Edible flowers are all the rage in the culinary world at the moment. They form an important part of the food revolution in baby leaves and micro greens. Chefs obviously love the way they look, adding them to sweet and savoury dishes, using them to decorate salads and garnishing main courses. At home, I have used elderflowers to make cordial, made capers using the seed of nasturtium and added wild garlic flowers to salads but that has been the sum of my edible flower experiences. As well as using them fresh they can be infused in oils and vinegars, distilled to make liquids like rosewater, crystallised for cake decorations, dried to make tisanes and used as natural food colourings. They can be eaten before the main crop of a vegetable is ready as in the case of peas and courgettes; they provide nectar resources for pollinators and act as partners in companion planting. These floral gems in our gardens are a diverse food group that are often overlooked. Certainly, the use of edible flowers in our cooking is not a new concept. They have been used for millennia. For instance, saffron was used in ancient Egypt and Greece and during Roman times flowers of thyme and mustard were commonly eaten.
But that’s not all. Edible flowers have high levels of phenolic compounds and antioxidant capacity according to a paper in the Journal of Food Science published by the Institute of Food Technologists. The research team examined 10 different edible flowers commonly used in China and found that the total phenolic content (TPC) was strongly linked to the antioxidant activity of the edible flower species investigated. The work highlighted the importance of the potential use of edible flowers as a source of phytochemicals assisting in health promotion and prevention of chronic disease such as certain cancers and heart disease. Phenolics are a highly diverse group of chemicals produced by plants and are used by plants in a number of different ways from plant development and physiology, interaction with their environment, reproductive strategy and defence mechanisms. Phenolics are able to act as powerful antioxidants, ‘mopping’ up harmful free radicals and preventing damage to DNA, lipids and proteins. Although the researchers identified that flowers contained high levels of phenolics, future research assessing the potential health benefits of edible flowers is needed to ascertain their anti-inflammatory abilities.

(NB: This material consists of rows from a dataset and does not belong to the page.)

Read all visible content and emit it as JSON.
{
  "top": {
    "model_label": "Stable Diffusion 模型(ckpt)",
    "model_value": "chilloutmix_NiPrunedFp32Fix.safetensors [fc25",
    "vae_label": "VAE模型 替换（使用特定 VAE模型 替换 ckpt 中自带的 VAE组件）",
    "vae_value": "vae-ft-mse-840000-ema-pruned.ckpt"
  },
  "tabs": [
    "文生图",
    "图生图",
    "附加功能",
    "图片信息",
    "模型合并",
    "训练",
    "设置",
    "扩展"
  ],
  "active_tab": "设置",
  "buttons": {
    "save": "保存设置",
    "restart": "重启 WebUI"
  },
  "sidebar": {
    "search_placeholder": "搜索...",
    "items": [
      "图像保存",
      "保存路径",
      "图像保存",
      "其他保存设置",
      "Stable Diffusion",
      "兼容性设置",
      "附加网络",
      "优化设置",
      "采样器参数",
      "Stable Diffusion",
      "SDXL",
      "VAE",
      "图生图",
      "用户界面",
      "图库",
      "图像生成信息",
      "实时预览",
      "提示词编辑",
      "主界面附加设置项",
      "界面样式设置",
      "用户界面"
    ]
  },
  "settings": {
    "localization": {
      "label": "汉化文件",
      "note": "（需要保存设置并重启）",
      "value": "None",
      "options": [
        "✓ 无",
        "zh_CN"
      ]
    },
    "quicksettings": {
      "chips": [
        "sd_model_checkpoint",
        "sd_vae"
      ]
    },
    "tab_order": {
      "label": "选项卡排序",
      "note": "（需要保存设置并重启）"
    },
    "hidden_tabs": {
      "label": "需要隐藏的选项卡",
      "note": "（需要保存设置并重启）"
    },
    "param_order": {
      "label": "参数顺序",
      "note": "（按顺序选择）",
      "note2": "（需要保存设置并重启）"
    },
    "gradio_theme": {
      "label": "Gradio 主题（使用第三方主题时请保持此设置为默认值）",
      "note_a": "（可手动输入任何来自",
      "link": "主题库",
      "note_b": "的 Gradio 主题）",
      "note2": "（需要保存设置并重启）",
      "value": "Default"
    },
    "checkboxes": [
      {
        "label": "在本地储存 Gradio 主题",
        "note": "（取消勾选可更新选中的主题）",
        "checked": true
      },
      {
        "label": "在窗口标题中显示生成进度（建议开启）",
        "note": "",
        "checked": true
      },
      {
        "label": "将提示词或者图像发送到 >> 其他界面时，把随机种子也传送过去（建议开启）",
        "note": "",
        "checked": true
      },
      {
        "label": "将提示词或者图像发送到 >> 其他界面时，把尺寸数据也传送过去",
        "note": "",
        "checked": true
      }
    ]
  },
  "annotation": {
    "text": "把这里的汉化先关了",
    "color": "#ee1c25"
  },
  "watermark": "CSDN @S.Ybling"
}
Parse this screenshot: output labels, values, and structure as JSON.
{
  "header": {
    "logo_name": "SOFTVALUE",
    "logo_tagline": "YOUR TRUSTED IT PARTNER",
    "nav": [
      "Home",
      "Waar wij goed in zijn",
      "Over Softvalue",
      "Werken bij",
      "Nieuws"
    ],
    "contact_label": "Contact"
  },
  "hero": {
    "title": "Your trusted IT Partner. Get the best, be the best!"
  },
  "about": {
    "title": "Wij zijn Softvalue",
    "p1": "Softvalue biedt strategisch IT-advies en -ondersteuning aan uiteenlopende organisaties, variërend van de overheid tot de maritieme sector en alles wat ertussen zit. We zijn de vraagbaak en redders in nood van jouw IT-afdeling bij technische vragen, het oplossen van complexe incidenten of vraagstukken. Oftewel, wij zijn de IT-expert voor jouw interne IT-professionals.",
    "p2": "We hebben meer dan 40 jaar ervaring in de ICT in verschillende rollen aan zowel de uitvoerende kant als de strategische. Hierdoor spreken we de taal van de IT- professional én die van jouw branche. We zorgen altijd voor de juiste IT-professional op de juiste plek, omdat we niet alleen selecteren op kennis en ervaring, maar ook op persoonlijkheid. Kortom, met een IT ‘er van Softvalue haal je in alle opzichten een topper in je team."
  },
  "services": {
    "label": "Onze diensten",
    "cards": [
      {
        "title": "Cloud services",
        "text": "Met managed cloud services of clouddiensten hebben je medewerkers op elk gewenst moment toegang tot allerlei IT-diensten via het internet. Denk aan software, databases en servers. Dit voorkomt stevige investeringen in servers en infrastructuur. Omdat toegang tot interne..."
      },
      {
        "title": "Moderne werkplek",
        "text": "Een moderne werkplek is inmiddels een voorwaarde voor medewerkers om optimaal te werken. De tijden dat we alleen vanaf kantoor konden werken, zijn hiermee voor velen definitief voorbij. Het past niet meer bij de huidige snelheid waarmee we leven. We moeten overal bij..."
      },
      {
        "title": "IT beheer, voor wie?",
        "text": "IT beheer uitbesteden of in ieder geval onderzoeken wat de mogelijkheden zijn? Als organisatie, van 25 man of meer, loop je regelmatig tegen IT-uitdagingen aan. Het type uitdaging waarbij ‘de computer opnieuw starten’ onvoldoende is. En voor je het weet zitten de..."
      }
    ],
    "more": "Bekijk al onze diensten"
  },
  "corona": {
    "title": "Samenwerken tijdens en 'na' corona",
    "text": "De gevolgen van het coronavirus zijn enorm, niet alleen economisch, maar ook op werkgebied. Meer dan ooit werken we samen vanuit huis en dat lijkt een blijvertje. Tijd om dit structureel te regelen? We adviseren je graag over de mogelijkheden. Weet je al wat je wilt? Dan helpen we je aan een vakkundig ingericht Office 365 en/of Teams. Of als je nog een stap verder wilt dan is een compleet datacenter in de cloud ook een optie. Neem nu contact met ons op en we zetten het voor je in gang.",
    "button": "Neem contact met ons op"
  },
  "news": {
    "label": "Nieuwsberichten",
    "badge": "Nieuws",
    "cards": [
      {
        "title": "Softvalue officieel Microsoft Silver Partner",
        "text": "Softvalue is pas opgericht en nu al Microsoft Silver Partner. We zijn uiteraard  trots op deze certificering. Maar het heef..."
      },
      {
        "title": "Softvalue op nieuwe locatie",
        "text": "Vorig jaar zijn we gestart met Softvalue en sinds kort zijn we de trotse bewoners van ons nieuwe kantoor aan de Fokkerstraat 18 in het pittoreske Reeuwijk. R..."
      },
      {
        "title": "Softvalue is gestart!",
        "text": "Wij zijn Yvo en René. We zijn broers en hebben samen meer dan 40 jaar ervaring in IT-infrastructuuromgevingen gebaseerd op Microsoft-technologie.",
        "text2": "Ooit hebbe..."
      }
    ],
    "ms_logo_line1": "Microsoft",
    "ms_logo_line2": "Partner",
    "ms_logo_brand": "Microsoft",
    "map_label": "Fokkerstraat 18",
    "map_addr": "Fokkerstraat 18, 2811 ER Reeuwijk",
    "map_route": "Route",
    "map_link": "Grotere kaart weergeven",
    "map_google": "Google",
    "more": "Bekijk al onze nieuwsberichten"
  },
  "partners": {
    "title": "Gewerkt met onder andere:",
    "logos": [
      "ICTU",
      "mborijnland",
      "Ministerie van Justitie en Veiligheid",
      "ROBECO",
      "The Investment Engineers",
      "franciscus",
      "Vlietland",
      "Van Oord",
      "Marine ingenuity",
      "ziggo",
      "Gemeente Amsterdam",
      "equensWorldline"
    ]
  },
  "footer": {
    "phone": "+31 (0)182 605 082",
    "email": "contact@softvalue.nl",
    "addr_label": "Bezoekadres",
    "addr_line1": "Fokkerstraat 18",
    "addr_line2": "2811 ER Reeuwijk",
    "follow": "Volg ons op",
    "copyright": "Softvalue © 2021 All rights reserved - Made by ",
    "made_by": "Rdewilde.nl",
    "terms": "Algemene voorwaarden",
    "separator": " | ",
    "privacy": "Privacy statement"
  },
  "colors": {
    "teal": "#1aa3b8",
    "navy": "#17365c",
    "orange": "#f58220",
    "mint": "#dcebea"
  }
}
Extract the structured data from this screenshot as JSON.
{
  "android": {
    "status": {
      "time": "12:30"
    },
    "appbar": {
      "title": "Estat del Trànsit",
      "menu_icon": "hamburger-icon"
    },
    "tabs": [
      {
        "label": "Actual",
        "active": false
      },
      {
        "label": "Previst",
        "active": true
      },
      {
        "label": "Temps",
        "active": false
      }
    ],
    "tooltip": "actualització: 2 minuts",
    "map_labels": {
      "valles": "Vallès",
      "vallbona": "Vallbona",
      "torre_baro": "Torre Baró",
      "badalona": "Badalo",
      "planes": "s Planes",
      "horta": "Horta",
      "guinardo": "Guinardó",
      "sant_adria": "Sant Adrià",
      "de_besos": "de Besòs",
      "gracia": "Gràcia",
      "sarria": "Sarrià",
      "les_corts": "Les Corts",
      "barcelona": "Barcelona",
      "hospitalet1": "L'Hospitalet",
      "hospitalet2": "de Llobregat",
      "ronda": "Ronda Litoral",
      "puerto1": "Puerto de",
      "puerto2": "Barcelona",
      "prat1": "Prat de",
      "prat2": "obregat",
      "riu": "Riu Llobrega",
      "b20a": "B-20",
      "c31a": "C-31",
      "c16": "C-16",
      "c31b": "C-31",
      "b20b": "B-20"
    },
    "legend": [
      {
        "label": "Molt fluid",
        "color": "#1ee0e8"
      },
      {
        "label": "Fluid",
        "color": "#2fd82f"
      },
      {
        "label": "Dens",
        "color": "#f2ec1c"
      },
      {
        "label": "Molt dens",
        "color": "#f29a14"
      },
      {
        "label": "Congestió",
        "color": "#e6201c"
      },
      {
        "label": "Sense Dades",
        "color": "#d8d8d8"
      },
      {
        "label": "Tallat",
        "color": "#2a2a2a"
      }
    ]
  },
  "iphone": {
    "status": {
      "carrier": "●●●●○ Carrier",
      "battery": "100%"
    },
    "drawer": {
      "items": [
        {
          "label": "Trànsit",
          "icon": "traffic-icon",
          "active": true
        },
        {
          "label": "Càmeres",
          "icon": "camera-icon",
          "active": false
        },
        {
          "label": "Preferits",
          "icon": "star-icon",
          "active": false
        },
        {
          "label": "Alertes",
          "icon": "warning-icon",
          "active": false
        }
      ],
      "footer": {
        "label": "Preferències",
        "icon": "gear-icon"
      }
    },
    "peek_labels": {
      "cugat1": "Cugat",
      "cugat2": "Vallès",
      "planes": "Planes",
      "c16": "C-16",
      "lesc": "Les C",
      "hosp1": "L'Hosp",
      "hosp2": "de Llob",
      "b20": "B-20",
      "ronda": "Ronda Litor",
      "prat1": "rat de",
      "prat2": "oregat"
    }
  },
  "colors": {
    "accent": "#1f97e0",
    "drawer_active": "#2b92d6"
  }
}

Across the country many of us are assembling our packets of vegetable seed to plant in garden plots this spring, but we should consider not only growing roots, shoots and leaves but some edible flowers as well. They look beautiful both in the garden and on a dinner plate, provide food for pollinators but may also help to keep us healthy too.
Lina Xiong, Jiajia Yang, Yirong Jiang, Baiyi Lu, Yinzhou Hu, Fei Zhou, Shuqin Mao, & Canxi Shen (2014). Phenolic Compounds and Antioxidant Capacities of 10 Common Edible Flowers from China. Journal of Food Science. 79(4): 517-525.